Recently, I had an eye opening experience. It was when my back sliding glass doors were replaced. You see, the old ones had clouded over to the point that you couldn’t really see out of them into my backyard. I had lived with it that way for a few years and had gotten used to it. However, when the new doors were put in, my eyes were opened up to all of the things I had been missing over the last couple of years. It really hit home when one night a few weeks ago my backyard lit up in a dance of lights.
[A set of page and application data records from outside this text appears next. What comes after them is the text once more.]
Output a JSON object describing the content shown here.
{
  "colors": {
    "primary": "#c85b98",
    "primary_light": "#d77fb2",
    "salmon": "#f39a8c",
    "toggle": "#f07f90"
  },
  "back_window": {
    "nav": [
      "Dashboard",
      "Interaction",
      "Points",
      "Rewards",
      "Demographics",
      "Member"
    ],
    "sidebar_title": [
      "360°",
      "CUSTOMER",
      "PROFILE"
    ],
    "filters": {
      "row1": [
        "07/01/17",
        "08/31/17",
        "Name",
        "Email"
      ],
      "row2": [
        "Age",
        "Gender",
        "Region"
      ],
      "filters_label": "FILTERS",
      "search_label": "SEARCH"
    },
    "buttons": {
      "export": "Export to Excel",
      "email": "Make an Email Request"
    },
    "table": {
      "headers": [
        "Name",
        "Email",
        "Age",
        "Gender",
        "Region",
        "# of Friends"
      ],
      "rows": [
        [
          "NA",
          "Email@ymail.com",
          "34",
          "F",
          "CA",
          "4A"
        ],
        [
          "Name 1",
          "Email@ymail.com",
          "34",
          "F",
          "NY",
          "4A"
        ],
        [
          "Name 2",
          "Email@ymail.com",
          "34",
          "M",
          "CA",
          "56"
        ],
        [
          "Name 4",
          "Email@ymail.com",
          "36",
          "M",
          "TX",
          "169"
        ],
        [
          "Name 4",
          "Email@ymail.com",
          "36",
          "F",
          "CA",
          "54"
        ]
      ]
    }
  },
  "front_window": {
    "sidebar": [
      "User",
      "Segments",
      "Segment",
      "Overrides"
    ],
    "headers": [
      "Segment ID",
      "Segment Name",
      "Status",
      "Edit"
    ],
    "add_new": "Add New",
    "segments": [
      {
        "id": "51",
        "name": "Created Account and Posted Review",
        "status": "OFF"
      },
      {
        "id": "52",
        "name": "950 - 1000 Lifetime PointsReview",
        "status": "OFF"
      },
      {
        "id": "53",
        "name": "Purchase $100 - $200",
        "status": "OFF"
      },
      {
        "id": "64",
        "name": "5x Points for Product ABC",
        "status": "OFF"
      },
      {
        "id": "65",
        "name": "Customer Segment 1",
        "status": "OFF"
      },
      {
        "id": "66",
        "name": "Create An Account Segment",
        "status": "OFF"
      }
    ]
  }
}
When I was a child, one of my favorite evening pastimes was to chase down the little flickering lights in my yard known as Lightning Bugs. Others may know them as Fireflies. They are the small flying beetles that create light and flash it in patterns that help to attract mates. My friends and I used to love catching a bunch and putting them in a glass mason jar with holes in the lid and watch them light up. They would dance around inside and climb up the walls of the jar flashing their lights and generating wonder in our minds. A short time later we would release them back out into the night and watch them dance away, still repeating the same patterns as we had watched earlier. We would do this night after night until it was time for us to go inside.
When I was cut off from that sight on a nightly basis it made me forget the wonder that I felt watching those tiny beetles. Sure, I still saw them from time to time when I was out in the evenings. But when my back doors were replaced and I was able to watch for them on a nightly basis, that excitement crept back in. It was fun waiting in anticipation for the first one to flash each evening. It drew me outside again to watch them dance and catch one or two to marvel at. They opened my eyes to what I had been missing spending too many evenings indoors instead of outside enjoying the sights of the transition from day to night.
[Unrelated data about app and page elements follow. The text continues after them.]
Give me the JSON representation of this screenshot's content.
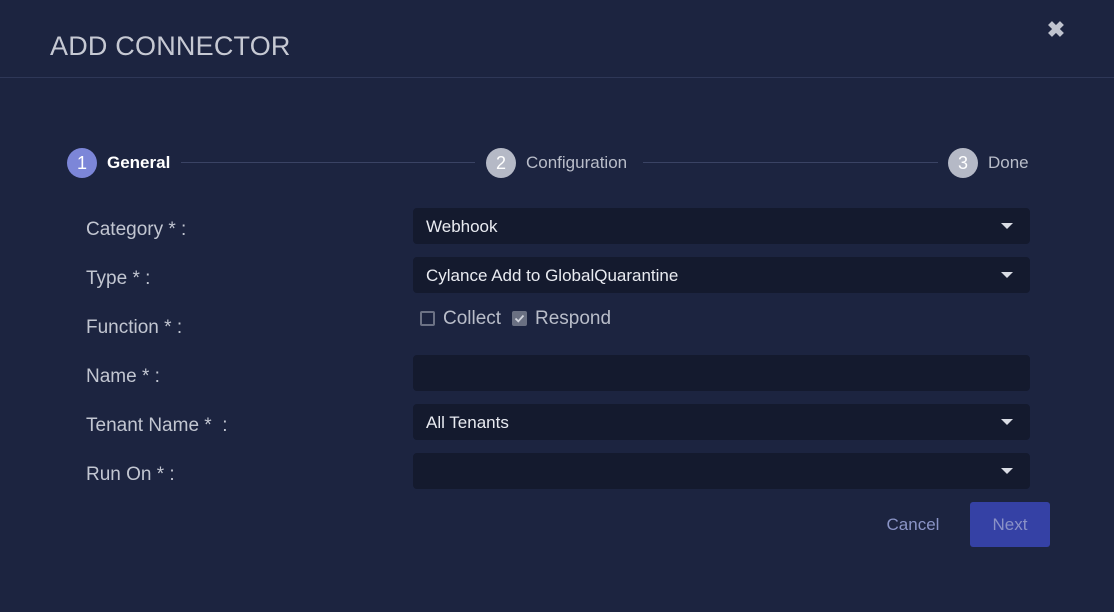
{
  "dialog": {
    "title": "ADD CONNECTOR",
    "close_icon": "close-icon"
  },
  "stepper": {
    "steps": [
      {
        "number": "1",
        "label": "General",
        "active": true
      },
      {
        "number": "2",
        "label": "Configuration",
        "active": false
      },
      {
        "number": "3",
        "label": "Done",
        "active": false
      }
    ]
  },
  "form": {
    "category": {
      "label": "Category * :",
      "value": "Webhook"
    },
    "type": {
      "label": "Type * :",
      "value": "Cylance Add to GlobalQuarantine"
    },
    "function": {
      "label": "Function * :",
      "options": [
        {
          "label": "Collect",
          "checked": false,
          "disabled": false
        },
        {
          "label": "Respond",
          "checked": true,
          "disabled": true
        }
      ]
    },
    "name": {
      "label": "Name * :",
      "value": ""
    },
    "tenant": {
      "label": "Tenant Name *  :",
      "value": "All Tenants"
    },
    "run_on": {
      "label": "Run On * :",
      "value": ""
    }
  },
  "actions": {
    "cancel_label": "Cancel",
    "next_label": "Next"
  },
  "colors": {
    "background": "#1c2440",
    "field_bg": "#141a2e",
    "active_step": "#7c86d8",
    "inactive_step": "#b5b9c6",
    "next_button": "#3541a5"
  }
}
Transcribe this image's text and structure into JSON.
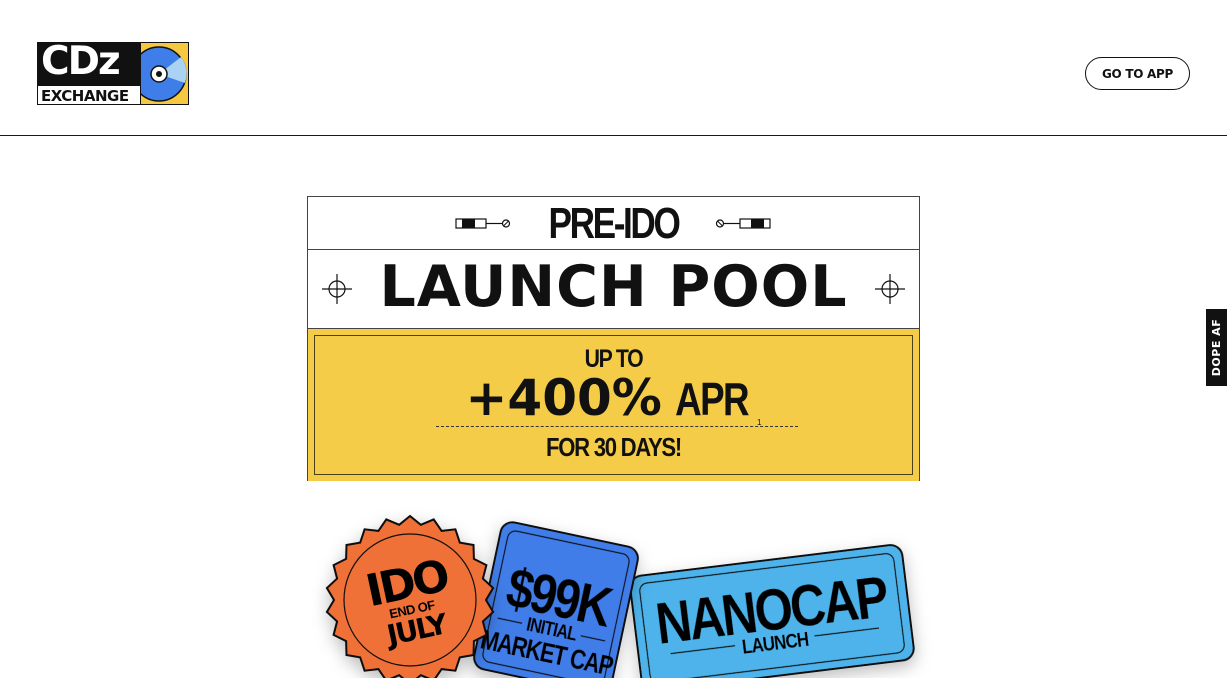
{
  "header": {
    "logo": {
      "line1": "CDz",
      "line2": "EXCHANGE",
      "icon": "disc-icon"
    },
    "cta_label": "GO TO APP"
  },
  "side_tab": {
    "label": "DOPE AF"
  },
  "card": {
    "pre_title": "PRE-IDO",
    "title": "LAUNCH POOL",
    "up_to": "UP TO",
    "percent": "+400%",
    "apr": "APR",
    "apr_footnote": "1",
    "duration": "FOR 30 DAYS!"
  },
  "badges": [
    {
      "line1": "IDO",
      "line2": "END OF",
      "line3": "JULY",
      "color": "#ef7138"
    },
    {
      "line1": "$99K",
      "line2": "INITIAL",
      "line3": "MARKET CAP",
      "color": "#3f7de8"
    },
    {
      "line1": "NANOCAP",
      "line2": "LAUNCH",
      "color": "#4db3ea"
    }
  ],
  "colors": {
    "yellow": "#f5cc47",
    "orange": "#ef7138",
    "blue": "#3f7de8",
    "light_blue": "#4db3ea"
  }
}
I’m glad those back sliding glass doors were replaced; not because they let more light in or because they are more energy efficient, though those are both important, but because they encouraged me to open them up and walk outside.
Katherine Evans is the Assistant Superintendent at Lake Poinsett State Park. Educated at the University of Michigan, she holds a Bachelor of Science degree in Environmental Studies and a Bachelor of Arts degree in Anthropology. She began her career with Arkansas State Parks at Village Creek State Park in 2008 as a Seasonal Interpreter. She became the Assistant Superintendent at Lake Poinsett State Park in January of 2009. She is a member of the National Association for Interpretation and a Certified Interpretive Guide.
(Photos obtained on Flickr.com through creative commons license.)